These conclusions were made by analyzing experiments made using a bounce house in July of last year on the UGA campus. According to researchers, it was an average day in summer with a temperature of about 92 degrees Fahrenheit. During a five-hour period, the discrepancy between the temperature inside the bounce house and outside reached 7 degrees Fahrenheit, with the internal temperature exceeding 100 F. Marshall Shepherd, UGA Athletic Association distinguished professor of Geography and Atmospheric Sciences and co-author of the study, hopes this is somewhat of a wakeup call for parents. “This research is a preliminary look at something that no one had really examined in the published literature,” Shepherd said. “I knew it was a problem when I watched my child in one on a particularly hot day and our early findings confirmed my suspicions. Hopefully it makes parents more aware of something they probably overlooked.” In addition to measuring the temperature difference, researchers also looked at the heat index, a combination of air temperature and humidity used by the National Weather Service as a heat exposure metric. The difference in heat index between the inside and outside of the bounce house was even greater than the temperature difference. Researchers included a modified heat index table in the study to help parents in evaluating potential heat-related hazards. The overall message from the study was to urge parents to be aware of the risks bounce houses can have for their children, especially during the summer months.

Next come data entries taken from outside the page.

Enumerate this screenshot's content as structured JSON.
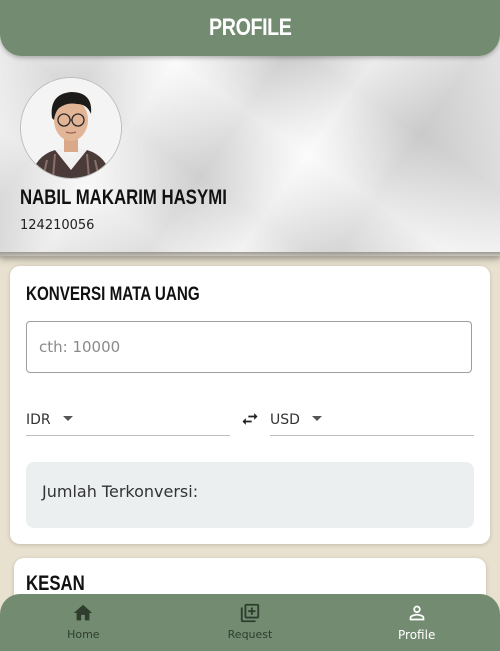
{
  "app_bar": {
    "title": "PROFILE"
  },
  "profile": {
    "name": "NABIL MAKARIM HASYMI",
    "nim": "124210056"
  },
  "converter": {
    "title": "KONVERSI MATA UANG",
    "amount_placeholder": "cth: 10000",
    "amount_value": "",
    "from_currency": "IDR",
    "to_currency": "USD",
    "result_label": "Jumlah Terkonversi:"
  },
  "kesan": {
    "title": "KESAN"
  },
  "bottom_nav": {
    "items": [
      {
        "label": "Home",
        "icon": "home-icon",
        "active": false
      },
      {
        "label": "Request",
        "icon": "library-add-icon",
        "active": false
      },
      {
        "label": "Profile",
        "icon": "person-icon",
        "active": true
      }
    ]
  },
  "colors": {
    "primary": "#738c71",
    "background": "#e9e1cf",
    "result_bg": "#ebeff0"
  }
}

“Heat Safety a Concern With Bounce Houses.” Claims Journal News. N.p., 02 Aug. 2016. Web. 02 Aug. 2016.